[Dataset entries]
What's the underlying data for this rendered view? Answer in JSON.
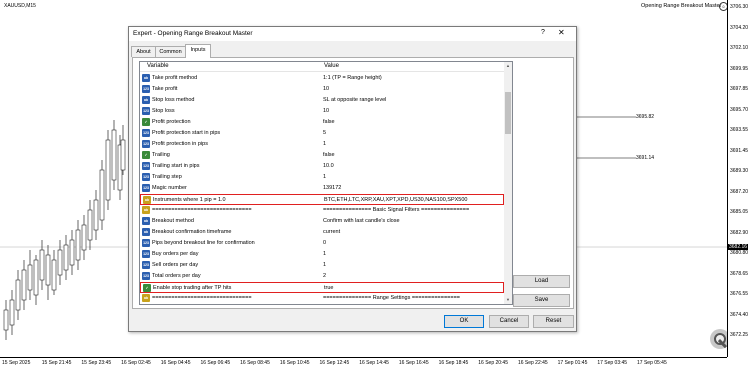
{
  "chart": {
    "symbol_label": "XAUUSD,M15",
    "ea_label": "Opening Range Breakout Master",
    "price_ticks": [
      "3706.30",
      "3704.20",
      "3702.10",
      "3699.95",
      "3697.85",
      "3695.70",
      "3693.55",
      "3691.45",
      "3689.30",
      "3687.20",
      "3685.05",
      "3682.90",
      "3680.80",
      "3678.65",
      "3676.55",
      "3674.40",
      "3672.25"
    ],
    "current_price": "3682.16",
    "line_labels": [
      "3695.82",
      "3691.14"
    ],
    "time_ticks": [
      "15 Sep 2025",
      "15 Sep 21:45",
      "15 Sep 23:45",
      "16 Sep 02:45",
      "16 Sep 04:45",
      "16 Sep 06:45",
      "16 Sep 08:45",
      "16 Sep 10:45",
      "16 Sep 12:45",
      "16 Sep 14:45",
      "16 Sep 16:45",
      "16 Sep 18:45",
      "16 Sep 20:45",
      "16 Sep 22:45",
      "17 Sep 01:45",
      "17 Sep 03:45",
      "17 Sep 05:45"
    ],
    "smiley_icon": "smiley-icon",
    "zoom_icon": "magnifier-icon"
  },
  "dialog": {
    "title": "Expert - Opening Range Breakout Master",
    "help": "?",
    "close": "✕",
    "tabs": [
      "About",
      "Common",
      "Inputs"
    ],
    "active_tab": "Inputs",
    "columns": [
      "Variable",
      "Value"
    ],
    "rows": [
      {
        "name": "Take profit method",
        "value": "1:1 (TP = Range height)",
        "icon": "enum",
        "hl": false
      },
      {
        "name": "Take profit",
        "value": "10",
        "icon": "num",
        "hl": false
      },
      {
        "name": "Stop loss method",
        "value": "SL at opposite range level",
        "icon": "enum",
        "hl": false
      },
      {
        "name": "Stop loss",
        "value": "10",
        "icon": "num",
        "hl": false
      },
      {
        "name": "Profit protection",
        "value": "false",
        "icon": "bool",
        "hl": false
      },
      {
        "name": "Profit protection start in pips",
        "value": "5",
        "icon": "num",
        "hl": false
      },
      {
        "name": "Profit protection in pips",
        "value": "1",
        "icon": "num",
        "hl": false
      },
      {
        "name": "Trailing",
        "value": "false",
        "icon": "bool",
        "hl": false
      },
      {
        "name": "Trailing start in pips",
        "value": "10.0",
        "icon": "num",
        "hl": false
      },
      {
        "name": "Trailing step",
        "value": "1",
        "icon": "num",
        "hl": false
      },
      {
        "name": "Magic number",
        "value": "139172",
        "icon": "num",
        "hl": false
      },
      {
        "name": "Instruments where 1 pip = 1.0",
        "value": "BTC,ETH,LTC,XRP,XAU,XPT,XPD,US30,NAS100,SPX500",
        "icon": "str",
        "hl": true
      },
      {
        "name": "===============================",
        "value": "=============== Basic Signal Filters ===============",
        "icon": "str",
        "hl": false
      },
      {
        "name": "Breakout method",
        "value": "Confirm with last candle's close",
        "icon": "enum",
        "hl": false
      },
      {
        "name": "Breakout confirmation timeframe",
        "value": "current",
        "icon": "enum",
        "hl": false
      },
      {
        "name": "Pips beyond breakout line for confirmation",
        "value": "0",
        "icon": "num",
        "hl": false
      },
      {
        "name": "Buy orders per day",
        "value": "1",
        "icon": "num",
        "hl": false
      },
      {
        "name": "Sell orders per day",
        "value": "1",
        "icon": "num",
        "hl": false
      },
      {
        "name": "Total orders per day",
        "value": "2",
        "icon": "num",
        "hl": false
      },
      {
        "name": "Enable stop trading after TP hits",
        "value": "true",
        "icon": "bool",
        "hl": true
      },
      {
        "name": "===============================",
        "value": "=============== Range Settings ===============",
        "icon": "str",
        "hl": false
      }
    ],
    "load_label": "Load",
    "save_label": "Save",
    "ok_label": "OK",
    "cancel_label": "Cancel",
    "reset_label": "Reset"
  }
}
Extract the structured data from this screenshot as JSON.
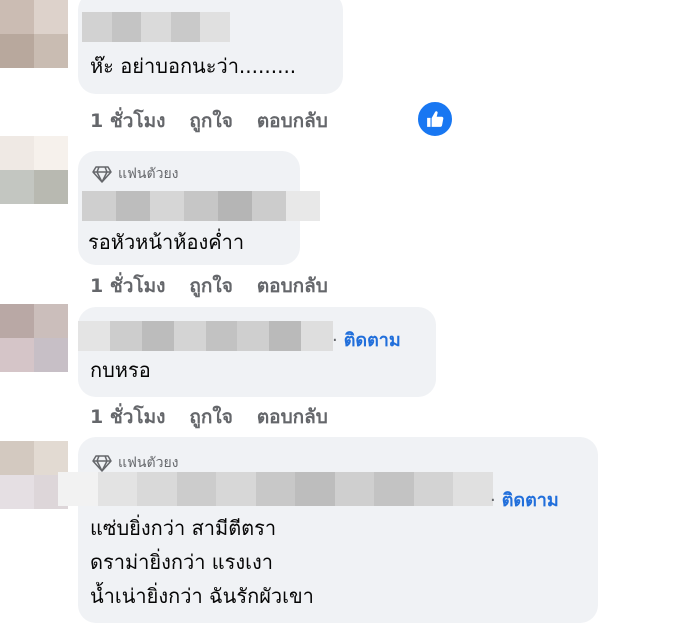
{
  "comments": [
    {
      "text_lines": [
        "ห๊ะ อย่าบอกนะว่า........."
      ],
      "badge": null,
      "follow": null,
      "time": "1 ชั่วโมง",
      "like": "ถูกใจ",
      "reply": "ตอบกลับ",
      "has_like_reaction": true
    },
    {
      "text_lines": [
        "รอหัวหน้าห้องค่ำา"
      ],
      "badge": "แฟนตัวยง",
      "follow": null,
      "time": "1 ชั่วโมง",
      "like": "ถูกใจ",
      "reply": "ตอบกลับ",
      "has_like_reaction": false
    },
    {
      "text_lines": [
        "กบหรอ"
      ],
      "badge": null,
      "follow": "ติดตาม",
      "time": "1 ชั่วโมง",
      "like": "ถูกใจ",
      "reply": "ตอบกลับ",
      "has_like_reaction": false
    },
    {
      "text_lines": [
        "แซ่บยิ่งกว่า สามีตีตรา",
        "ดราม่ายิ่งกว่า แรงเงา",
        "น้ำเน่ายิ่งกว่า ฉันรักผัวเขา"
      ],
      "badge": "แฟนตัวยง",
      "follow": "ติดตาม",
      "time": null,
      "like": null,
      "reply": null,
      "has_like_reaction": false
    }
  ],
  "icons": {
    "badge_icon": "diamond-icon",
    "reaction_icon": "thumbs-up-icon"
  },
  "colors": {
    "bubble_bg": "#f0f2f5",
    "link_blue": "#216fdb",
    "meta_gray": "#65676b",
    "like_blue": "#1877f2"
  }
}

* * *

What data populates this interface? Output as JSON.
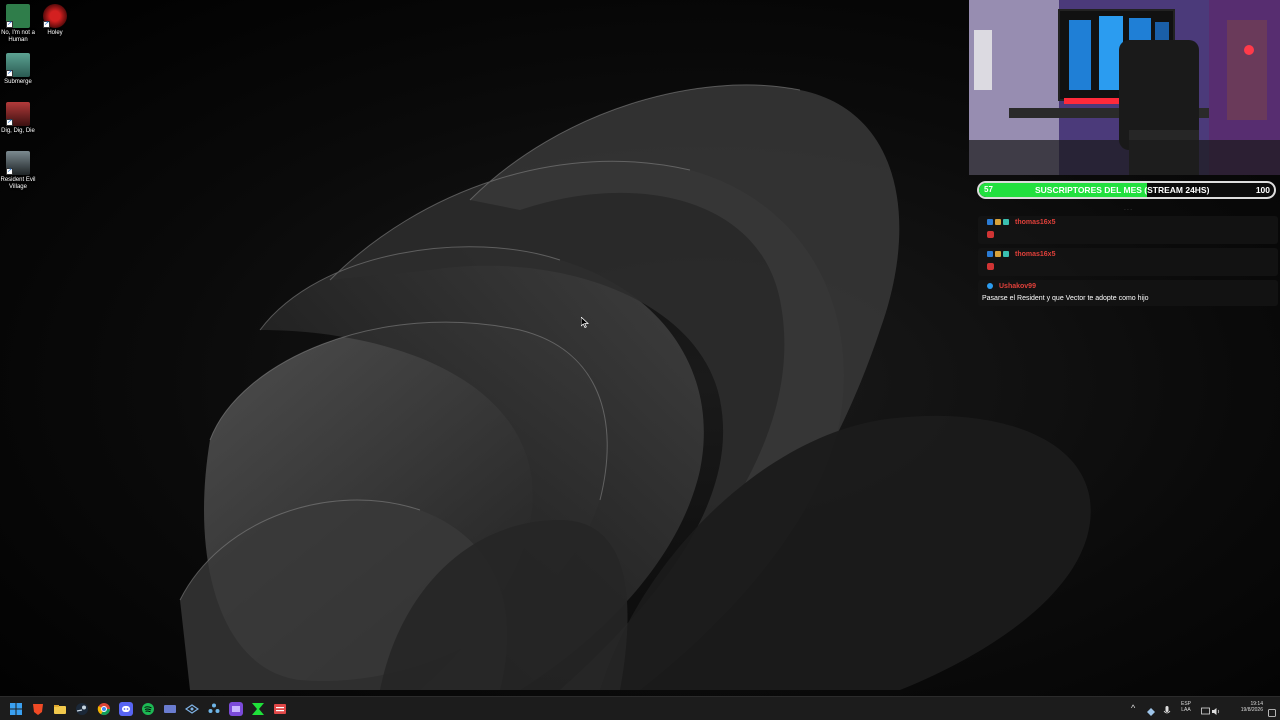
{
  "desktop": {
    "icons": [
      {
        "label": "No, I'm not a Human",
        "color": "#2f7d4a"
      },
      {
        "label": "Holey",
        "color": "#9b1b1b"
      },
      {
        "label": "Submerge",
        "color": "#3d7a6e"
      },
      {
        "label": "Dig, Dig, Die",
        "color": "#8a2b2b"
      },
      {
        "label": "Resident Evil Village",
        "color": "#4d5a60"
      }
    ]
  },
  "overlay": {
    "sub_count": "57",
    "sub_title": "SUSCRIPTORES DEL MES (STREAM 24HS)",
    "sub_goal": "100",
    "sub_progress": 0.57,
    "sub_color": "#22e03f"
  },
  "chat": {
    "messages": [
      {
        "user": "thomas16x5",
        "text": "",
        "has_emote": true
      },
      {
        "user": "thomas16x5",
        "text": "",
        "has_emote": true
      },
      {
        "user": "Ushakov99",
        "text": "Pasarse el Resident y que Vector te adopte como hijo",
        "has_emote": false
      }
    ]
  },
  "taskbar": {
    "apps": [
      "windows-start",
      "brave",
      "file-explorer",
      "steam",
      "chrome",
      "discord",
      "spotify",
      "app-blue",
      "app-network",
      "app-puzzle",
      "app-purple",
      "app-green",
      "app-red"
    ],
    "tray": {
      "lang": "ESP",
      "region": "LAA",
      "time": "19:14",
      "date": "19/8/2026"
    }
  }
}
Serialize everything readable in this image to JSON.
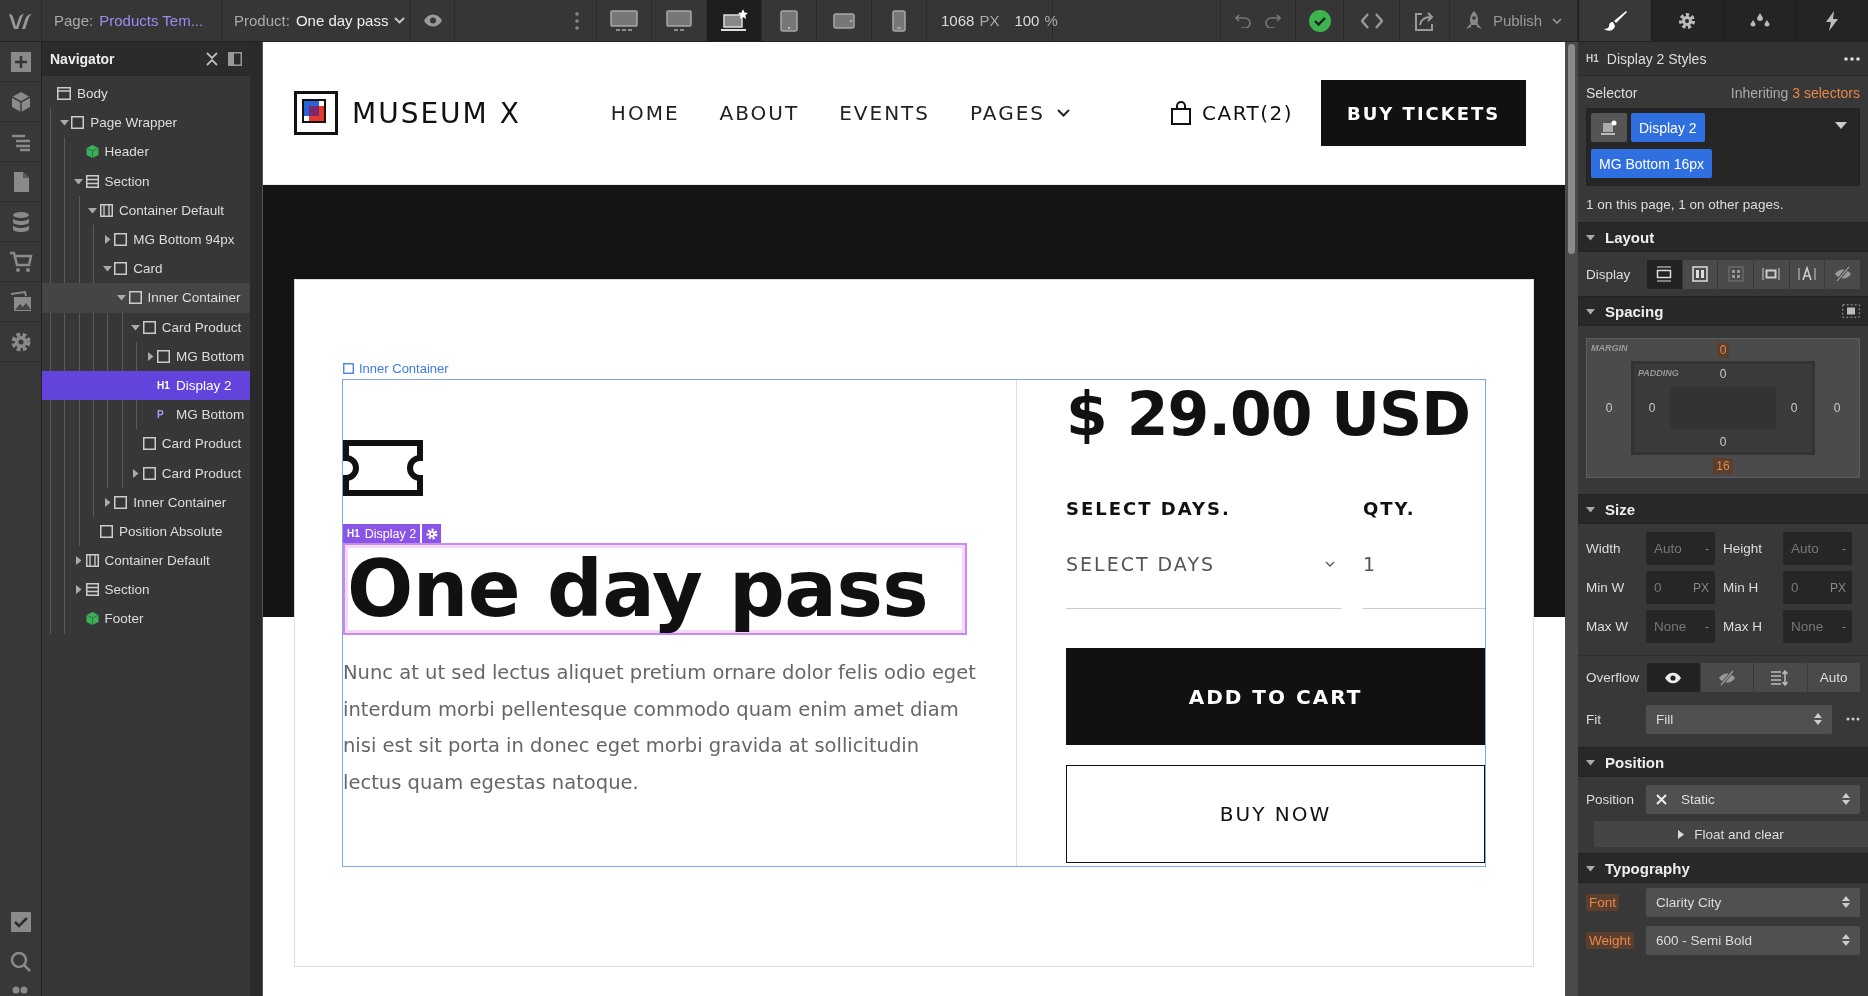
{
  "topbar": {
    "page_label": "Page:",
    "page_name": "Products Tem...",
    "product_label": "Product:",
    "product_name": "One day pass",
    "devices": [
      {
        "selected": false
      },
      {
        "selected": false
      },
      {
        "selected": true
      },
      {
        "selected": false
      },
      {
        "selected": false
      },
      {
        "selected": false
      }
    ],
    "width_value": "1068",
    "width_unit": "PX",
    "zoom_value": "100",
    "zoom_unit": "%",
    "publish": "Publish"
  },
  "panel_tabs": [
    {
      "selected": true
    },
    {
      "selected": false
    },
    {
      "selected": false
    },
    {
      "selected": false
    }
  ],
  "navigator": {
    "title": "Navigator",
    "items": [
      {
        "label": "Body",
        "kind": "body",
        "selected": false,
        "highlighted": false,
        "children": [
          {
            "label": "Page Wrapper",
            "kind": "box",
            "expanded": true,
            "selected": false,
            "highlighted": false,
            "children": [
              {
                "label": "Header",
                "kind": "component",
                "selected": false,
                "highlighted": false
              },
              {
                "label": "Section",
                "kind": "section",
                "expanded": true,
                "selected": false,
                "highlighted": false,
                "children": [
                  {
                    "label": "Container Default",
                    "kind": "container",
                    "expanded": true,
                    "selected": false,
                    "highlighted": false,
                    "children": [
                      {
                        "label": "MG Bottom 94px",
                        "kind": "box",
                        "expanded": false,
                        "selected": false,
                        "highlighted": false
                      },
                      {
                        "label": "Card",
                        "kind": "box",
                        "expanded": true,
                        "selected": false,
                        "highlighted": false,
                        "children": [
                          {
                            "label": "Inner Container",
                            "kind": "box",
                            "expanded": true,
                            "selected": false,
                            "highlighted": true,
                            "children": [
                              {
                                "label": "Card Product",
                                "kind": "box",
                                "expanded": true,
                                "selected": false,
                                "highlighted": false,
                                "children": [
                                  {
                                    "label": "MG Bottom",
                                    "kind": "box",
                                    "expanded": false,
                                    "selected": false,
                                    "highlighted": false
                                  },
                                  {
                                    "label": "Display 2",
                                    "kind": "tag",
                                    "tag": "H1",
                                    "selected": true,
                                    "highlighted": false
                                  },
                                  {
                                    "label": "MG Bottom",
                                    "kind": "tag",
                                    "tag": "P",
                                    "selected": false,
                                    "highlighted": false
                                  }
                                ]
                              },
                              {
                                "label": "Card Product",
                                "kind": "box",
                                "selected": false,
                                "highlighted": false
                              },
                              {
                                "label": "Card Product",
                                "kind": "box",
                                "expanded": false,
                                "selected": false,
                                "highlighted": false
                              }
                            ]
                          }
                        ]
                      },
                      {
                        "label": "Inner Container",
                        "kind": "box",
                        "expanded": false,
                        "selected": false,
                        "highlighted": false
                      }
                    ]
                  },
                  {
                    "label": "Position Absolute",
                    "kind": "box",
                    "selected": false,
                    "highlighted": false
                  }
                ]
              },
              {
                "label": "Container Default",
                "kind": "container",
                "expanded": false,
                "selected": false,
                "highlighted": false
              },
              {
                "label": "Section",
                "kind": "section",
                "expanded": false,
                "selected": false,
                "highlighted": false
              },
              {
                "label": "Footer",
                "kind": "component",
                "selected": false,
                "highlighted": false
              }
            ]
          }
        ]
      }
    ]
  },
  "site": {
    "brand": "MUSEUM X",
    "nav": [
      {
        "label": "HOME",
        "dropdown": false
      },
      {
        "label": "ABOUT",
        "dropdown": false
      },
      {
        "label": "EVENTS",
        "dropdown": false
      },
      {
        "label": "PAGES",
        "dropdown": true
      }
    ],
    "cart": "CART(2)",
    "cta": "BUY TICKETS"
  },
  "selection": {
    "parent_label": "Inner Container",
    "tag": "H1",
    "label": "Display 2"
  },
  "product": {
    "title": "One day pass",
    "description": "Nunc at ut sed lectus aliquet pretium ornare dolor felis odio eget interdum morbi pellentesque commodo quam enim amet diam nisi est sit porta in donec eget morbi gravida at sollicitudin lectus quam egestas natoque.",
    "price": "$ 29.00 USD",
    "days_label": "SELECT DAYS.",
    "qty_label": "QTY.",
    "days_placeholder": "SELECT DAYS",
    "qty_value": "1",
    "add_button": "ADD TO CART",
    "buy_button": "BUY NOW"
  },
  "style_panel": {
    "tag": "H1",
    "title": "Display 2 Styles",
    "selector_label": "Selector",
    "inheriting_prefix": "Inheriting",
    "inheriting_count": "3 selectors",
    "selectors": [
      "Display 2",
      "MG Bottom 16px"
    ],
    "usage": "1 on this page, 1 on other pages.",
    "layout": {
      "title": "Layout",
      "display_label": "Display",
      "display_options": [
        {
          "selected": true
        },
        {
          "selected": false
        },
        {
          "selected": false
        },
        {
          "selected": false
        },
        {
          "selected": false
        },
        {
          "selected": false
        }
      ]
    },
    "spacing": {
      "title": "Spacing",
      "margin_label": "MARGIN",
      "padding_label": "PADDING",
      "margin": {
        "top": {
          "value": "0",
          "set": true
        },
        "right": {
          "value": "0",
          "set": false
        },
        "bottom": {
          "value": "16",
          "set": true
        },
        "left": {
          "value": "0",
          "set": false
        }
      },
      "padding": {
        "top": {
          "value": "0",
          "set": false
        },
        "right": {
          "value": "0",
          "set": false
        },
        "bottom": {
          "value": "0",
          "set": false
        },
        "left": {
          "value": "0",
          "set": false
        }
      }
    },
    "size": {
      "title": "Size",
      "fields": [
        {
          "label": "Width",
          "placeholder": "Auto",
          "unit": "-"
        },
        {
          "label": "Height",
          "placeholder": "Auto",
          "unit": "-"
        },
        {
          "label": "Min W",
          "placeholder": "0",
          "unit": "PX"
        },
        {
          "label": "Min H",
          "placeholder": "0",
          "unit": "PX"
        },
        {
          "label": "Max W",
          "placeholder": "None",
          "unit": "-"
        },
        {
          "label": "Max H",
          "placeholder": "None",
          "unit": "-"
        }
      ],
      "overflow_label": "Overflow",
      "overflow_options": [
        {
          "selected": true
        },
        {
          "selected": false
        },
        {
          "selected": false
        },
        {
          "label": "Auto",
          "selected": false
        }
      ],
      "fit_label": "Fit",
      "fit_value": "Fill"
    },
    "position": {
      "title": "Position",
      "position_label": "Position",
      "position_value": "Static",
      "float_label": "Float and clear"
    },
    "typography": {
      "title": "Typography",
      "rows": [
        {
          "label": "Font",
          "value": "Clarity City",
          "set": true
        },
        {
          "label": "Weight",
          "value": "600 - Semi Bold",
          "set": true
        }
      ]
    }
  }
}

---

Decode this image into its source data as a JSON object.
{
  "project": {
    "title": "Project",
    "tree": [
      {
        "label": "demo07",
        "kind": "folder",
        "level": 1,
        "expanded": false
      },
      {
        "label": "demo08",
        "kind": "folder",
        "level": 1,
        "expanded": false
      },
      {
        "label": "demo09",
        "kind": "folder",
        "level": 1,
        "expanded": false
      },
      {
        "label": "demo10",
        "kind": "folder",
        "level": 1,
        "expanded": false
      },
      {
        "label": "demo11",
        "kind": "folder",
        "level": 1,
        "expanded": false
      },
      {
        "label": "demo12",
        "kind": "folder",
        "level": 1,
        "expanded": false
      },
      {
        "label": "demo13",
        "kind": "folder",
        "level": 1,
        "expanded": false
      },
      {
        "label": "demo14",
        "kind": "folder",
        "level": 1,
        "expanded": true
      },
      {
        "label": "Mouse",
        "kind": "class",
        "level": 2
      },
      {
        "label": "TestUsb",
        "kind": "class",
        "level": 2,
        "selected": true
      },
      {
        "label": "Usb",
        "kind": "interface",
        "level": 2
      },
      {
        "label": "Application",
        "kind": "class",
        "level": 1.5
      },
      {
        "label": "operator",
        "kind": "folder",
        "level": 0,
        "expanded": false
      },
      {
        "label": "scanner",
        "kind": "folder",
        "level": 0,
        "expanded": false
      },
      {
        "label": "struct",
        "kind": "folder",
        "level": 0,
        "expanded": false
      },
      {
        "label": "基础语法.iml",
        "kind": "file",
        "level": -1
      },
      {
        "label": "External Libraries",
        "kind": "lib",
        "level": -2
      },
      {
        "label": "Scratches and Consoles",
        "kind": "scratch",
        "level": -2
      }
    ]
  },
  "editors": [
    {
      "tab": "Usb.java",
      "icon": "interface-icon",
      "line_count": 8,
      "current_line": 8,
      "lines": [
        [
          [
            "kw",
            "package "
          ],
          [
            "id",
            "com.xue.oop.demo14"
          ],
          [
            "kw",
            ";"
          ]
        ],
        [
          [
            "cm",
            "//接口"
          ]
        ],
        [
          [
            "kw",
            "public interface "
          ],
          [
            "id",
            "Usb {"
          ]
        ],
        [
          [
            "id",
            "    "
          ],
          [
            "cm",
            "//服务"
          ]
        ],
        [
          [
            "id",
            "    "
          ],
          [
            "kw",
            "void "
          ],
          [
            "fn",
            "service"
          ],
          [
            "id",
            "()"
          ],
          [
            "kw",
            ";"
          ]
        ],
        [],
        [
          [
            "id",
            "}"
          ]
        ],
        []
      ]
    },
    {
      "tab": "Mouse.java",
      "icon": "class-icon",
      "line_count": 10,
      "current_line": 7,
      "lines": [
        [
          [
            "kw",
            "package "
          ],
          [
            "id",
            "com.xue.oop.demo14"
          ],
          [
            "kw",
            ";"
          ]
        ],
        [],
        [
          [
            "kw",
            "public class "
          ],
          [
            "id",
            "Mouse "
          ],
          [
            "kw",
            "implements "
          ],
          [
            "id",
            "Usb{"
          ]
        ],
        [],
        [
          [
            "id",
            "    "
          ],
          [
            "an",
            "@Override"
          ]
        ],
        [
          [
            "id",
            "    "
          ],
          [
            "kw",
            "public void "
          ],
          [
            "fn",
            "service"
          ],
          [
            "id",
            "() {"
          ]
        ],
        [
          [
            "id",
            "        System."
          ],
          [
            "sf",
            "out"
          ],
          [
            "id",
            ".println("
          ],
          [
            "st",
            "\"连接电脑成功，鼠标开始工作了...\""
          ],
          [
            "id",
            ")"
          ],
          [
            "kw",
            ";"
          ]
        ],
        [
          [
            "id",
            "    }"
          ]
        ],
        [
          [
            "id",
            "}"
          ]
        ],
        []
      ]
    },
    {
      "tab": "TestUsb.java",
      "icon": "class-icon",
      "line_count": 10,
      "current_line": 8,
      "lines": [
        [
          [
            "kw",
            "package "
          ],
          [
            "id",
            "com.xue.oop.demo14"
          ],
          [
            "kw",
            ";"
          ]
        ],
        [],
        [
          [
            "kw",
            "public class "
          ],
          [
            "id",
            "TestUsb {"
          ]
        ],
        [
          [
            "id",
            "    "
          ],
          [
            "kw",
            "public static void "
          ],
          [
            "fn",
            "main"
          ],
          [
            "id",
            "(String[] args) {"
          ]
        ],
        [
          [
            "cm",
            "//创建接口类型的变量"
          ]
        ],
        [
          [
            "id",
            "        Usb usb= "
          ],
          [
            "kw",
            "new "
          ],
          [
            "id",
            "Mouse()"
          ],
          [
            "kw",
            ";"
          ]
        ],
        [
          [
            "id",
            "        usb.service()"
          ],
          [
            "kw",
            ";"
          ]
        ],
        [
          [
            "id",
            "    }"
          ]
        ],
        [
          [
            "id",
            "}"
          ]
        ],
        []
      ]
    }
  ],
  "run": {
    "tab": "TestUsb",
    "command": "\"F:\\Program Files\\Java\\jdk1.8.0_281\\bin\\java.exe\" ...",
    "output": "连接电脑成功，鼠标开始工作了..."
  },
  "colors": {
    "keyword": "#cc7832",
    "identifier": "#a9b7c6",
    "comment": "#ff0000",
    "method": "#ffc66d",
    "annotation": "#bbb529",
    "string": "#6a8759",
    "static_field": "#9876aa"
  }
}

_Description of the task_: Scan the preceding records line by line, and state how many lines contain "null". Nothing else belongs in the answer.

_Task answer_: 7